I was assigned to work with an undergraduate student, John De La Cruz, who is a bioengineering major, and was also working on the project. We decided to first tackle the problem of getting the high speed video from multiple angles; John decided to work on the construction of the box and mirrors and I decided to work on the scorpion retainment system and the remote mechanism to trigger the scorpion sting.

Conversion to quad (build)

I am currently in Denver, Colorado visiting my grandparents. Before I left Phoenix I received my cnchelicopter shipment, but did not receive my hobbyking shipment. This means that I will have all the parts for the conversion, except the USBasp AVR Programmer, meaning that I will not be able to set the board configuration to quad. However, I wanted to build the quad frame and make sure everything fit, and then convert it back to hex so that I could fly while in Denver.

The quad build:

Parts:

Frame complete except for lower plate:

Speed controllers on:

Power distribution bundle installed and attached to speed controllers:

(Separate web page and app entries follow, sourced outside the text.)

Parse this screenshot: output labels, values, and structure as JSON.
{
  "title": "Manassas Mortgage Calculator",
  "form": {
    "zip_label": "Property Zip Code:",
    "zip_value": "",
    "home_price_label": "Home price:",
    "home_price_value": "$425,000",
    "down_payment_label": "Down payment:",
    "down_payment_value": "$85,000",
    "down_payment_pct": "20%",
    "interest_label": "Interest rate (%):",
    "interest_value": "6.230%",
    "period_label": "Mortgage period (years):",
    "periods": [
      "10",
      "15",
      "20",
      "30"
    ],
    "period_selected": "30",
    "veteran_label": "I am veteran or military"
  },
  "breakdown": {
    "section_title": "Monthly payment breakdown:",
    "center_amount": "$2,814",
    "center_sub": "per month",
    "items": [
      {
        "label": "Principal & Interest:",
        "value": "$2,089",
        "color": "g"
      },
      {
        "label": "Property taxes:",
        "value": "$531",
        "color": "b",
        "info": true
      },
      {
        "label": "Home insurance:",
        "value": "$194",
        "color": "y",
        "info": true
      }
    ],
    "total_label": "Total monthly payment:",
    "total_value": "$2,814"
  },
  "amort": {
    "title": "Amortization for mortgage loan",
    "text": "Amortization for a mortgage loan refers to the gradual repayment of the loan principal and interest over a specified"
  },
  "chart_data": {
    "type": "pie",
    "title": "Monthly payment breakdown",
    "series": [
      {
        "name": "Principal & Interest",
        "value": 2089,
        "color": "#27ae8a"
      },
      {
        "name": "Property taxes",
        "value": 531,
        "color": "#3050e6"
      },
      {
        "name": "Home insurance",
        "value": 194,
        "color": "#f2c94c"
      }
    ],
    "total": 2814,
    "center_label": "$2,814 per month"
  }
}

Motors installed:

Motor close up:

CRIUS SE, receiver and Bluetooth module installed:

Finished with feet:

The hex build (electronics installation same as quad and therefore not shown) :

Upper plate and arms:

Speed controllers installed:

Power distribution bundle installed and attached to speed controllers:

Bottom plate installed:

As mentioned above, the rest of the build is the same as the quad (motors, electronics, etc.)